■ **THE TASK**
Would you give the entries again word for word, with no pictures in the copy?

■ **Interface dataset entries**
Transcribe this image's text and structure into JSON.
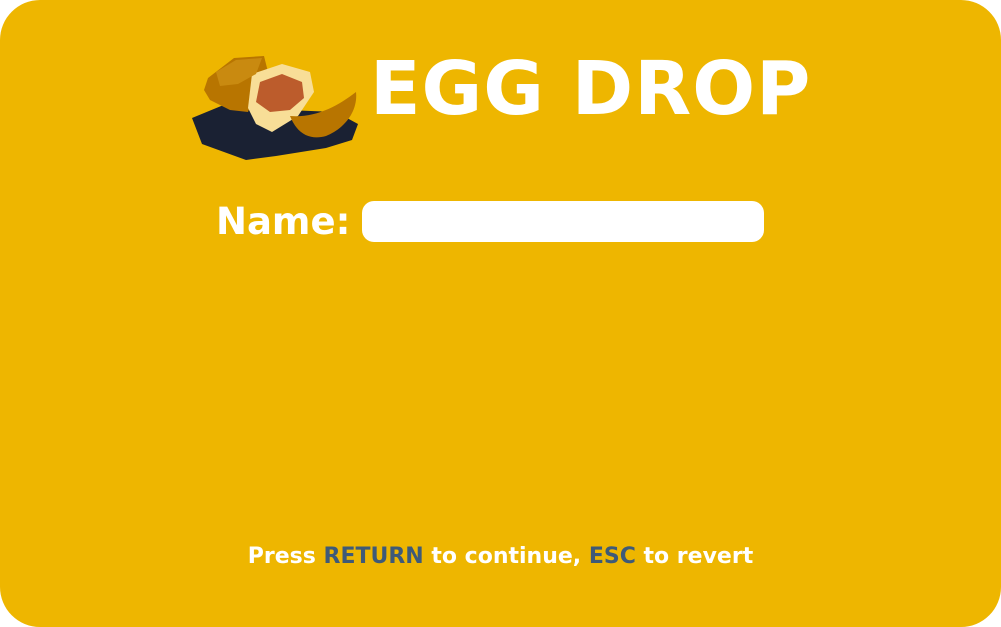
{
  "game": {
    "title": "EGG DROP",
    "logo_icon": "cracked-egg-icon"
  },
  "form": {
    "name_label": "Name:",
    "name_value": ""
  },
  "footer": {
    "press": "Press ",
    "return_key": "RETURN",
    "to_continue": " to continue, ",
    "esc_key": "ESC",
    "to_revert": " to revert"
  },
  "colors": {
    "background": "#EEB600",
    "text": "#FFFFFF",
    "key_highlight": "#3E5A78",
    "shadow": "#1A2133"
  }
}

■ **PROBLEM SOLUTION**
Transcribe this image's text and structure into JSON.
{
  "game": {
    "title": "EGG DROP",
    "logo_icon": "cracked-egg-icon"
  },
  "form": {
    "name_label": "Name:",
    "name_value": ""
  },
  "footer": {
    "press": "Press ",
    "return_key": "RETURN",
    "to_continue": " to continue, ",
    "esc_key": "ESC",
    "to_revert": " to revert"
  },
  "colors": {
    "background": "#EEB600",
    "text": "#FFFFFF",
    "key_highlight": "#3E5A78",
    "shadow": "#1A2133"
  }
}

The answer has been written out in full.